▶ Dataset records
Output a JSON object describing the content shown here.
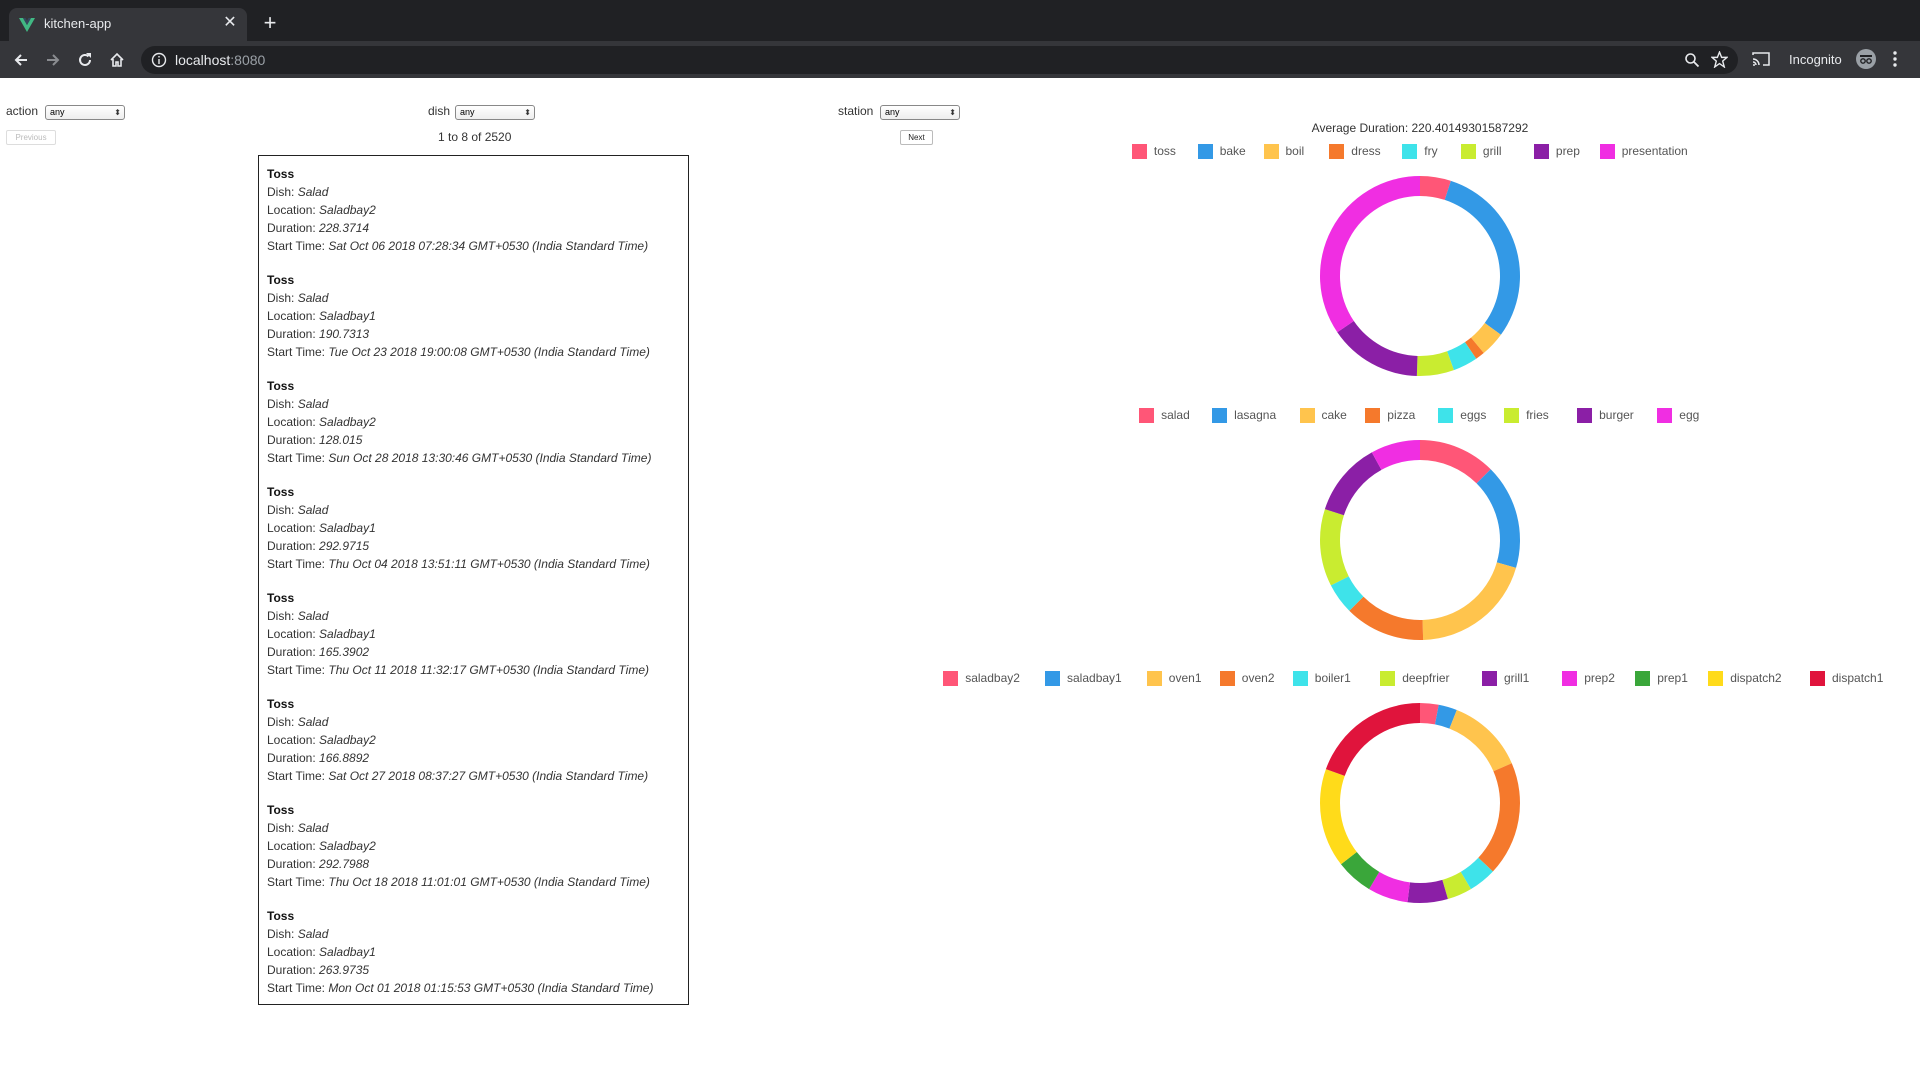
{
  "browser": {
    "tab_title": "kitchen-app",
    "url_host": "localhost",
    "url_port": ":8080",
    "incognito_label": "Incognito"
  },
  "filters": {
    "action": {
      "label": "action",
      "value": "any"
    },
    "dish": {
      "label": "dish",
      "value": "any"
    },
    "station": {
      "label": "station",
      "value": "any"
    }
  },
  "pagination": {
    "previous_label": "Previous",
    "next_label": "Next",
    "range_text": "1 to 8 of 2520"
  },
  "field_labels": {
    "dish": "Dish: ",
    "location": "Location: ",
    "duration": "Duration: ",
    "start_time": "Start Time: "
  },
  "records": [
    {
      "action": "Toss",
      "dish": "Salad",
      "location": "Saladbay2",
      "duration": "228.3714",
      "start_time": "Sat Oct 06 2018 07:28:34 GMT+0530 (India Standard Time)"
    },
    {
      "action": "Toss",
      "dish": "Salad",
      "location": "Saladbay1",
      "duration": "190.7313",
      "start_time": "Tue Oct 23 2018 19:00:08 GMT+0530 (India Standard Time)"
    },
    {
      "action": "Toss",
      "dish": "Salad",
      "location": "Saladbay2",
      "duration": "128.015",
      "start_time": "Sun Oct 28 2018 13:30:46 GMT+0530 (India Standard Time)"
    },
    {
      "action": "Toss",
      "dish": "Salad",
      "location": "Saladbay1",
      "duration": "292.9715",
      "start_time": "Thu Oct 04 2018 13:51:11 GMT+0530 (India Standard Time)"
    },
    {
      "action": "Toss",
      "dish": "Salad",
      "location": "Saladbay1",
      "duration": "165.3902",
      "start_time": "Thu Oct 11 2018 11:32:17 GMT+0530 (India Standard Time)"
    },
    {
      "action": "Toss",
      "dish": "Salad",
      "location": "Saladbay2",
      "duration": "166.8892",
      "start_time": "Sat Oct 27 2018 08:37:27 GMT+0530 (India Standard Time)"
    },
    {
      "action": "Toss",
      "dish": "Salad",
      "location": "Saladbay2",
      "duration": "292.7988",
      "start_time": "Thu Oct 18 2018 11:01:01 GMT+0530 (India Standard Time)"
    },
    {
      "action": "Toss",
      "dish": "Salad",
      "location": "Saladbay1",
      "duration": "263.9735",
      "start_time": "Mon Oct 01 2018 01:15:53 GMT+0530 (India Standard Time)"
    }
  ],
  "average_duration_text": "Average Duration: 220.40149301587292",
  "chart_data": [
    {
      "type": "pie",
      "categories": [
        "toss",
        "bake",
        "boil",
        "dress",
        "fry",
        "grill",
        "prep",
        "presentation"
      ],
      "values": [
        5,
        30,
        4,
        1.5,
        4,
        6,
        15,
        34.5
      ],
      "colors": [
        "#ff5677",
        "#3399e6",
        "#ffc44d",
        "#f5792c",
        "#3ee3ea",
        "#c9ec30",
        "#8b1fa6",
        "#f02ee2"
      ],
      "legend": "top"
    },
    {
      "type": "pie",
      "categories": [
        "salad",
        "lasagna",
        "cake",
        "pizza",
        "eggs",
        "fries",
        "burger",
        "egg"
      ],
      "values": [
        12.5,
        17,
        20,
        13,
        5,
        12.5,
        12,
        8
      ],
      "colors": [
        "#ff5677",
        "#3399e6",
        "#ffc44d",
        "#f5792c",
        "#3ee3ea",
        "#c9ec30",
        "#8b1fa6",
        "#f02ee2"
      ],
      "legend": "top"
    },
    {
      "type": "pie",
      "categories": [
        "saladbay2",
        "saladbay1",
        "oven1",
        "oven2",
        "boiler1",
        "deepfrier",
        "grill1",
        "prep2",
        "prep1",
        "dispatch2",
        "dispatch1"
      ],
      "values": [
        3,
        3,
        12.5,
        18.5,
        4.5,
        4,
        6.5,
        6.5,
        6,
        16,
        19.5
      ],
      "colors": [
        "#ff5677",
        "#3399e6",
        "#ffc44d",
        "#f5792c",
        "#3ee3ea",
        "#c9ec30",
        "#8b1fa6",
        "#f02ee2",
        "#3aa63a",
        "#ffdb1a",
        "#e0143c"
      ],
      "legend": "top"
    }
  ]
}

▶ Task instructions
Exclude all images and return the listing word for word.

▶ Solution to this task
Output a JSON object describing the content shown here.
{
  "browser": {
    "tab_title": "kitchen-app",
    "url_host": "localhost",
    "url_port": ":8080",
    "incognito_label": "Incognito"
  },
  "filters": {
    "action": {
      "label": "action",
      "value": "any"
    },
    "dish": {
      "label": "dish",
      "value": "any"
    },
    "station": {
      "label": "station",
      "value": "any"
    }
  },
  "pagination": {
    "previous_label": "Previous",
    "next_label": "Next",
    "range_text": "1 to 8 of 2520"
  },
  "field_labels": {
    "dish": "Dish: ",
    "location": "Location: ",
    "duration": "Duration: ",
    "start_time": "Start Time: "
  },
  "records": [
    {
      "action": "Toss",
      "dish": "Salad",
      "location": "Saladbay2",
      "duration": "228.3714",
      "start_time": "Sat Oct 06 2018 07:28:34 GMT+0530 (India Standard Time)"
    },
    {
      "action": "Toss",
      "dish": "Salad",
      "location": "Saladbay1",
      "duration": "190.7313",
      "start_time": "Tue Oct 23 2018 19:00:08 GMT+0530 (India Standard Time)"
    },
    {
      "action": "Toss",
      "dish": "Salad",
      "location": "Saladbay2",
      "duration": "128.015",
      "start_time": "Sun Oct 28 2018 13:30:46 GMT+0530 (India Standard Time)"
    },
    {
      "action": "Toss",
      "dish": "Salad",
      "location": "Saladbay1",
      "duration": "292.9715",
      "start_time": "Thu Oct 04 2018 13:51:11 GMT+0530 (India Standard Time)"
    },
    {
      "action": "Toss",
      "dish": "Salad",
      "location": "Saladbay1",
      "duration": "165.3902",
      "start_time": "Thu Oct 11 2018 11:32:17 GMT+0530 (India Standard Time)"
    },
    {
      "action": "Toss",
      "dish": "Salad",
      "location": "Saladbay2",
      "duration": "166.8892",
      "start_time": "Sat Oct 27 2018 08:37:27 GMT+0530 (India Standard Time)"
    },
    {
      "action": "Toss",
      "dish": "Salad",
      "location": "Saladbay2",
      "duration": "292.7988",
      "start_time": "Thu Oct 18 2018 11:01:01 GMT+0530 (India Standard Time)"
    },
    {
      "action": "Toss",
      "dish": "Salad",
      "location": "Saladbay1",
      "duration": "263.9735",
      "start_time": "Mon Oct 01 2018 01:15:53 GMT+0530 (India Standard Time)"
    }
  ],
  "average_duration_text": "Average Duration: 220.40149301587292",
  "chart_data": [
    {
      "type": "pie",
      "categories": [
        "toss",
        "bake",
        "boil",
        "dress",
        "fry",
        "grill",
        "prep",
        "presentation"
      ],
      "values": [
        5,
        30,
        4,
        1.5,
        4,
        6,
        15,
        34.5
      ],
      "colors": [
        "#ff5677",
        "#3399e6",
        "#ffc44d",
        "#f5792c",
        "#3ee3ea",
        "#c9ec30",
        "#8b1fa6",
        "#f02ee2"
      ],
      "legend": "top"
    },
    {
      "type": "pie",
      "categories": [
        "salad",
        "lasagna",
        "cake",
        "pizza",
        "eggs",
        "fries",
        "burger",
        "egg"
      ],
      "values": [
        12.5,
        17,
        20,
        13,
        5,
        12.5,
        12,
        8
      ],
      "colors": [
        "#ff5677",
        "#3399e6",
        "#ffc44d",
        "#f5792c",
        "#3ee3ea",
        "#c9ec30",
        "#8b1fa6",
        "#f02ee2"
      ],
      "legend": "top"
    },
    {
      "type": "pie",
      "categories": [
        "saladbay2",
        "saladbay1",
        "oven1",
        "oven2",
        "boiler1",
        "deepfrier",
        "grill1",
        "prep2",
        "prep1",
        "dispatch2",
        "dispatch1"
      ],
      "values": [
        3,
        3,
        12.5,
        18.5,
        4.5,
        4,
        6.5,
        6.5,
        6,
        16,
        19.5
      ],
      "colors": [
        "#ff5677",
        "#3399e6",
        "#ffc44d",
        "#f5792c",
        "#3ee3ea",
        "#c9ec30",
        "#8b1fa6",
        "#f02ee2",
        "#3aa63a",
        "#ffdb1a",
        "#e0143c"
      ],
      "legend": "top"
    }
  ]
}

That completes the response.